____ Provided data

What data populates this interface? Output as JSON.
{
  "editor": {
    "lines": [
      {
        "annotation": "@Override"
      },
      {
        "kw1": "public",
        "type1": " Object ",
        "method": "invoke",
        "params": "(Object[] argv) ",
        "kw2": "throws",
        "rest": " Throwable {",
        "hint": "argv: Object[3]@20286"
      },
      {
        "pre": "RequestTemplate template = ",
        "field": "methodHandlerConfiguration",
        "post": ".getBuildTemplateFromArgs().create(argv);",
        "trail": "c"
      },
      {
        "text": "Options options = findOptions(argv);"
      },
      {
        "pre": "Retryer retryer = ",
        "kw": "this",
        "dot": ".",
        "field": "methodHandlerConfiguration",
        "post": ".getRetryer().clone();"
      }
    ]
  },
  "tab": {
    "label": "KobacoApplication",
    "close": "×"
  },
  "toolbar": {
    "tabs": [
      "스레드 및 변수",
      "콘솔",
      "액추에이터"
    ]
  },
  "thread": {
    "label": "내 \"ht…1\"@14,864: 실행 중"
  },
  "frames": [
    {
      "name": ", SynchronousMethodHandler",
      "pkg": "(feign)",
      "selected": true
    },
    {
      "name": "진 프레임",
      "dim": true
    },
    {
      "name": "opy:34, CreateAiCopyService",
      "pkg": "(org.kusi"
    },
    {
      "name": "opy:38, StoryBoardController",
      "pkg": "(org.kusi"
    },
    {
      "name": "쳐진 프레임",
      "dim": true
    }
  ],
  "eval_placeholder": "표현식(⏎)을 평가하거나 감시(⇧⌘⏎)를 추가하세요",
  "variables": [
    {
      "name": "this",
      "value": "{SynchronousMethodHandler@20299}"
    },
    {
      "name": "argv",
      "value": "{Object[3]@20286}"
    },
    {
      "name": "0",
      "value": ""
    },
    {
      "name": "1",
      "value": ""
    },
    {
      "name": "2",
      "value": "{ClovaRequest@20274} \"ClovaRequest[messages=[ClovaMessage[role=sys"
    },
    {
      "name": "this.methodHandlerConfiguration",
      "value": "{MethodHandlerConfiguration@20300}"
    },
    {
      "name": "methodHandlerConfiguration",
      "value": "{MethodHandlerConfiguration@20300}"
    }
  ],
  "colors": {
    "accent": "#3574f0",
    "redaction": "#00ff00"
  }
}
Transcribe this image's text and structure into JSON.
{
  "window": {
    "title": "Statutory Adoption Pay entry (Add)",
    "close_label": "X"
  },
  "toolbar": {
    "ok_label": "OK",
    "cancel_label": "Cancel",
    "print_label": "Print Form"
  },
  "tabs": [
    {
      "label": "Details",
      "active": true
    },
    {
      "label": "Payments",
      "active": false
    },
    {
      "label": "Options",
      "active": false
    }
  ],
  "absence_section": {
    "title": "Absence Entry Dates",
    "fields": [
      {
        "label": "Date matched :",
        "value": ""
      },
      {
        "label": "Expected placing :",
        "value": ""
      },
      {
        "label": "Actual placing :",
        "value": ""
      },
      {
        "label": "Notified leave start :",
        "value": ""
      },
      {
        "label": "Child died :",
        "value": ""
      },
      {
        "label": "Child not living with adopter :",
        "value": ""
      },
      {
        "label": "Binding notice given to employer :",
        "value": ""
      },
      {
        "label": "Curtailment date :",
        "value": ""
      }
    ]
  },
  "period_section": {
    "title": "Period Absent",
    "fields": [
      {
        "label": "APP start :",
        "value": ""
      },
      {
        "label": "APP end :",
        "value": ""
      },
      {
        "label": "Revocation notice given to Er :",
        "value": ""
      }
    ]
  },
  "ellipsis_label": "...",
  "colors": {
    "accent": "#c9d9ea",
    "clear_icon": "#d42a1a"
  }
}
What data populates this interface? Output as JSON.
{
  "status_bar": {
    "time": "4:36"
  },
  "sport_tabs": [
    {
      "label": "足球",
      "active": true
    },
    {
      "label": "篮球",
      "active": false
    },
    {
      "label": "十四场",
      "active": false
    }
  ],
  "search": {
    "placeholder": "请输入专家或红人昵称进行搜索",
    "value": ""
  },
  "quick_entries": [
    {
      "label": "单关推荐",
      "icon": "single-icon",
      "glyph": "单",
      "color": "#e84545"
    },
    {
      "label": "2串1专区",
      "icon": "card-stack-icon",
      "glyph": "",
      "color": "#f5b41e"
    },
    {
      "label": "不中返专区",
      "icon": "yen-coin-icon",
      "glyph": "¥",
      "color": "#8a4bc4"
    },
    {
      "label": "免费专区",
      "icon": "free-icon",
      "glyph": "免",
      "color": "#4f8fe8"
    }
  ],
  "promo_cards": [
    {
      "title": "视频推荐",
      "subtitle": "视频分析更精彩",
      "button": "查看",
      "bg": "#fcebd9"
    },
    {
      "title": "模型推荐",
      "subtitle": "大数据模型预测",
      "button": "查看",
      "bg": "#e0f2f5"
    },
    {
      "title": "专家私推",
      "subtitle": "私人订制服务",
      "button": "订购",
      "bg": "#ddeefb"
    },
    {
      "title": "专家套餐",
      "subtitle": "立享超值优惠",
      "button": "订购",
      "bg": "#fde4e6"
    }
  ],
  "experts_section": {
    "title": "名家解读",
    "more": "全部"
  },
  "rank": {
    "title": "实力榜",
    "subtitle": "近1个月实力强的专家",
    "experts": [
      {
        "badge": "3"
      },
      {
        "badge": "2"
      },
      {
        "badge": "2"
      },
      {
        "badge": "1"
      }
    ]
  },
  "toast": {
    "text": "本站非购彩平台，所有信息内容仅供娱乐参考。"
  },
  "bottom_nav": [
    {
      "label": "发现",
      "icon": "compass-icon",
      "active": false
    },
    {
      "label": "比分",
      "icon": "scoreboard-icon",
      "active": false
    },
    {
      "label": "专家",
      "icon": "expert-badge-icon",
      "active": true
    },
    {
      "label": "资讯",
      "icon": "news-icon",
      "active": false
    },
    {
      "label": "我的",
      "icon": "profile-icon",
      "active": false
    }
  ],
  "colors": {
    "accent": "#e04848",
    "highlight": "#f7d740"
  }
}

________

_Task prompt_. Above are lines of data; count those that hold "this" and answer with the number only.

_Result_. 6